'Polar vortex' chills home sales in Canada
Existing-home sales continue into fifth monthly decline as nation shivers through the winter
Sales of existing homes in Canada fell last month, the fifth in a row, as unusually harsh winter weather discouraged potential house hunters, according to the Canadian Real Estate Association (CREA).
Sales activity was down 3.3 per cent last month from December, data from the industry group for Canadian real estate agents showed.
Activity was 9.1 per cent below the 2013 peak hit in August. Sales were down on a monthly basis in more than 60 per cent of all markets last month, including declines in the greater Toronto and Vancouver areas.
The frigid temperatures brought on by the so-called "polar vortex" dented both resale activity and new construction in January as prospective buyers deferred home purchases, the report said.
"A number of buyers likely waited out January's deep freeze before going house hunting," CREA president Laura Leyser said.
But the report underscored the view that Canada's housing market, which boomed coming out of the recession but cooled after the federal government tightened mortgage rules, should be softer but relatively stable this year as borrowing costs rise.
"While weather may have constrained sales activity in January, the slowdown is more emblematic of the broader theme of a soft landing in the existing-homes market," said Mazen Issa, senior Canada macro-strategist at TD Securities in Toronto.
Although mortgage rates have slipped recently, the supply and demand fundamentals as well as stretched household budgets pointed to further softness, Issa said.
Mortgage rates should also move higher as the United States Federal Reserve continued to cut economic stimulus, he said. Actual sales edged up 0.4 per cent from last year.
The number of newly listed homes edged up 0.2 per cent on a monthly basis.
The number of months of inventory, which measures how long it would take to sell all homes on the market at the current activity pace, edged up to 6.4 months from 6.3 months in December.
The inventory measure indicates that the Canadian housing market remains well balanced, the report said.
CREA's home-price index rose 4.8 per cent from January last year, which was an increase from December's 4.3 per cent annual gain.

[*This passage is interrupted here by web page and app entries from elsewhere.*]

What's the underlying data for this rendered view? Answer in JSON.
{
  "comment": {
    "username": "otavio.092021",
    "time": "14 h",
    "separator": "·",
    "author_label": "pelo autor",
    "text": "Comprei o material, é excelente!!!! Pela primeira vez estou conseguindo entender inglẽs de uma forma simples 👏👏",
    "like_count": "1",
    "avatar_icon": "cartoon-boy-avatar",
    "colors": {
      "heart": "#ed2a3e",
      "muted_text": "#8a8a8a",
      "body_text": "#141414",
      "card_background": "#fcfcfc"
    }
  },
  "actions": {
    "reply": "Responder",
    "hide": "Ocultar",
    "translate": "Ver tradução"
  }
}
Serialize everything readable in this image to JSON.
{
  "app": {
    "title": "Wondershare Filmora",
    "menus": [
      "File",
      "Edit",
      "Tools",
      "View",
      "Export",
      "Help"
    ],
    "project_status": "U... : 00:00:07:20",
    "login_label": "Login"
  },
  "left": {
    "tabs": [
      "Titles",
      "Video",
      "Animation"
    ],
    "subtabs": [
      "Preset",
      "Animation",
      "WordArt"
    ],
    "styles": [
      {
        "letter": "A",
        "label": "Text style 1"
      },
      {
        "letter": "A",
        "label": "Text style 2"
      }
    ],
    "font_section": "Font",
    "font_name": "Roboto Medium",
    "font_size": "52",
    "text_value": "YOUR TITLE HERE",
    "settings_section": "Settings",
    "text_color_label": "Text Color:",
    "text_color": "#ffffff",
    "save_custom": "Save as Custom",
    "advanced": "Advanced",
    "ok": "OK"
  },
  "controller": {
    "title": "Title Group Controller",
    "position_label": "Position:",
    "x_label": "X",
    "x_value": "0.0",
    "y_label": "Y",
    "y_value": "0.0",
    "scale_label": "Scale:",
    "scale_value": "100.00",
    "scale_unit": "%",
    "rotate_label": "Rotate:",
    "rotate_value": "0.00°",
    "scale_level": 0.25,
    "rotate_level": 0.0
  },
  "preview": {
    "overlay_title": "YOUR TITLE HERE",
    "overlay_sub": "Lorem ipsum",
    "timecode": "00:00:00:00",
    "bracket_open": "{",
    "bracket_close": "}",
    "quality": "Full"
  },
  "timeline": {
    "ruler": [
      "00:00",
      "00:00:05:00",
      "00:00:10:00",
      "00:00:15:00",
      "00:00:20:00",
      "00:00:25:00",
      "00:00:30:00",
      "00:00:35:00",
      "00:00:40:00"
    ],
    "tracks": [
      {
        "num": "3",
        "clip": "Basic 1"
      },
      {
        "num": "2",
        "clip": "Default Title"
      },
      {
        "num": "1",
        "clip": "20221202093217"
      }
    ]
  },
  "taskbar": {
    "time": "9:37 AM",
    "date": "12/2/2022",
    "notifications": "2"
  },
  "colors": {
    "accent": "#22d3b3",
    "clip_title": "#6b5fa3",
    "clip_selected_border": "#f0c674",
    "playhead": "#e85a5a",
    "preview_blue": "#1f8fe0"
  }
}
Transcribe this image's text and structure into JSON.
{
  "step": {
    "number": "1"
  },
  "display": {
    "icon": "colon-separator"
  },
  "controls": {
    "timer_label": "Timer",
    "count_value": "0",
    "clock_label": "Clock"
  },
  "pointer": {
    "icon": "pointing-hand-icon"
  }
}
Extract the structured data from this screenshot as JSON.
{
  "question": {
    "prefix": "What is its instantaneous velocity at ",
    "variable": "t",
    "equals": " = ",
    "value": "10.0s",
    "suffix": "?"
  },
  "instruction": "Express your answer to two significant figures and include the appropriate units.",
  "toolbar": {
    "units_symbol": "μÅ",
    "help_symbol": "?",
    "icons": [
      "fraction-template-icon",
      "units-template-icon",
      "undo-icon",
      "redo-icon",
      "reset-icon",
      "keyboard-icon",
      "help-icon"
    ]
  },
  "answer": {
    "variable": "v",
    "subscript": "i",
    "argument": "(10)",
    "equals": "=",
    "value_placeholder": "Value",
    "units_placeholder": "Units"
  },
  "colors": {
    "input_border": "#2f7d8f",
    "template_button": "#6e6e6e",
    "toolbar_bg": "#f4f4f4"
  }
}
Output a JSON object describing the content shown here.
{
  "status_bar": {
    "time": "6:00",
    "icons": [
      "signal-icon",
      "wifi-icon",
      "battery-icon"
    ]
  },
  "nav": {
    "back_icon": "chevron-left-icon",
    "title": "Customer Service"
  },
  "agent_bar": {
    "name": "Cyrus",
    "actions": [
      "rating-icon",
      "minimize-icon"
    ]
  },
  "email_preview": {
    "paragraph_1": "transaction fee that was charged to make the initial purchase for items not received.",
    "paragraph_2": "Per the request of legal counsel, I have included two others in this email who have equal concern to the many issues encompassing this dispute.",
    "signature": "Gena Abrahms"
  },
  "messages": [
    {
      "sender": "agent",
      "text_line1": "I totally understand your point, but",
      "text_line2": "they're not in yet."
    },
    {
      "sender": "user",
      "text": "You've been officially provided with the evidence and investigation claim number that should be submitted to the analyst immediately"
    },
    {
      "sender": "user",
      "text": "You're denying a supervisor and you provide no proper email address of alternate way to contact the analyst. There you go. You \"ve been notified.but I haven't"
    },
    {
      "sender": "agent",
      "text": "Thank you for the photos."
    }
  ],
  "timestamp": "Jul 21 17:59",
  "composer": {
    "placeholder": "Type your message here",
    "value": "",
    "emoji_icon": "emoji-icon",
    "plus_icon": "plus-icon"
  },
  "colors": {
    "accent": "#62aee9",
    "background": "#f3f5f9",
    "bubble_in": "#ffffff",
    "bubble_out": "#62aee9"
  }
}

Price growth picked up in all property types tracked by the index, although two-storey, single-family homes led the pack with a 5.6 per cent yearly gain.
The biggest price increases were in Calgary and the greater Toronto area at nearly 9 per cent and 7.1 per cent, respectively.